  • Assess the current staff capacity of Maine 2-1-1 and identify additional staffing needs for current call volumes and for additional call volumes if Maine 2-1-1 becomes an advertised “hotline” in PSAs.
  • Work with Maine 2-1-1 to identify training and professional development needs for Maine 2-1-1 staff to adequately field the breadth of calls for services related to substance use disorders.
  • Review the process for adding and updating substance use disorder prevention, intervention, treatment, and recovery services in the 2-1-1 directory and identify enhancements to ensure information is timely and accurate.


Objective 2: Increase district and local level capacity to prevent and reduce opiate misuse and overdose in Maine.

Strategy: Provide support to the Public Health Districts to collaborate with all sectors to implement substance use disorder prevention efforts.

  • Fund at least one School Behavioral Health Coordinator in each Public Health District, housed by District Coordinating Councils, and working closely with schools in the districts on education, prevention, and early intervention services and programs for substance use disorders.
  • Fund in each Public Health District, a Substance Use Disorder Coordinator to work with the District Coordinating Councils, recovery coalitions, and local entities involved in substance use prevention, intervention, treatment and recovery.
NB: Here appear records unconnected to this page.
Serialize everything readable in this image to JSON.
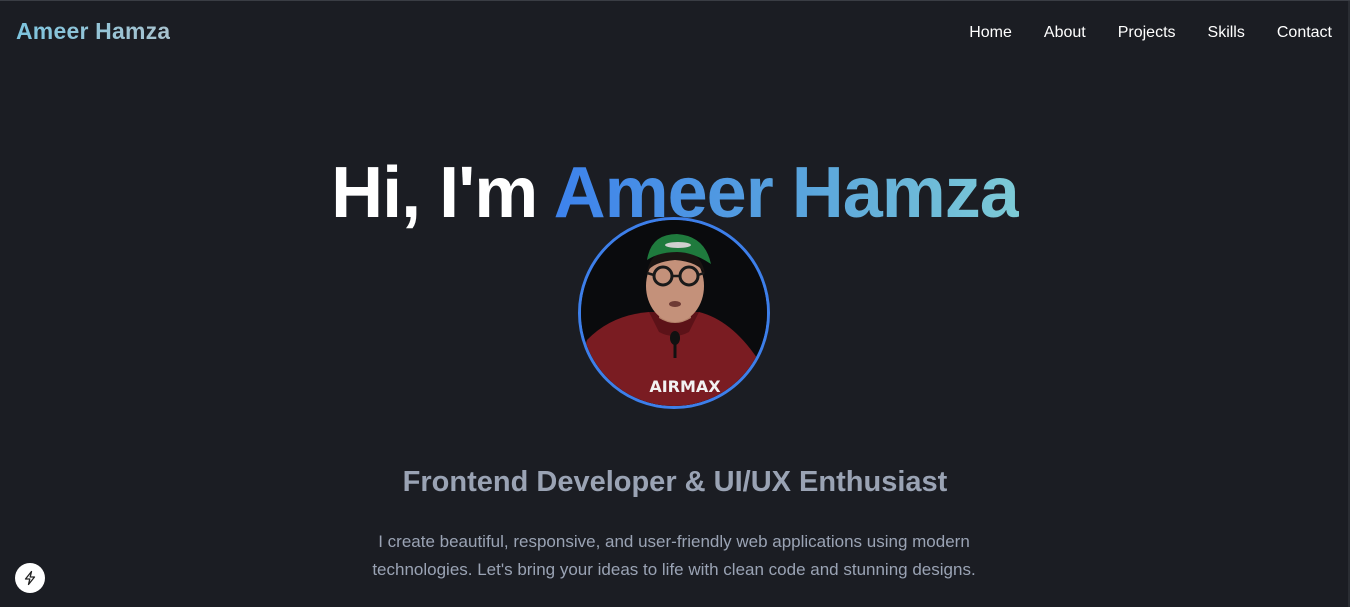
{
  "navbar": {
    "brand": "Ameer Hamza",
    "links": [
      {
        "label": "Home"
      },
      {
        "label": "About"
      },
      {
        "label": "Projects"
      },
      {
        "label": "Skills"
      },
      {
        "label": "Contact"
      }
    ]
  },
  "hero": {
    "greeting": "Hi, I'm ",
    "name": "Ameer Hamza",
    "subtitle": "Frontend Developer & UI/UX Enthusiast",
    "description": "I create beautiful, responsive, and user-friendly web applications using modern technologies. Let's bring your ideas to life with clean code and stunning designs.",
    "avatar_shirt_text": "AIRMAX"
  },
  "colors": {
    "background": "#1b1d23",
    "accent_blue": "#3d82ec",
    "accent_teal": "#7dcbd6",
    "muted_text": "#9aa3b4"
  },
  "icons": {
    "floating_button": "lightning-bolt-icon"
  }
}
The Substance Use Disorder Coordinator can help link community members to services.
  • Require Public Health District Coordinating Councils to use a multi-sector (healthcare, law enforcement, schools, treatment, recovery, mental health, social services, youth, parents, faith community, and businesses) collaborative approach to addressing all public health issues, including substance use disorders.


Strategy: Support local communities, coalitions, and other groups to use a multi-sector collaborative approach to prevent opiate misuse and other substance use disorders.

  • Promote the integration of the community coalition model of substance use disorder prevention into the overall statewide strategy to reduce substance use disorders. Community coalitions would have to be currently working with or have a plan to work with all appropriate sectors in their community (hospitals/healthcare, treatment, local Public Health District, schools, law enforcement, business, recovery, mental health, youth, parents, faith, civic organizations.
  • Create linkages at the Public Health District level between the State-funded and coordinated prevention efforts with peer recovery centers and the recovery community. Staff, volunteers, and stakeholders from peer recovery centers and/or recovery coalitions should be invited to participate in the District Coordinating Council planning and implementation efforts around substance use disorder prevention.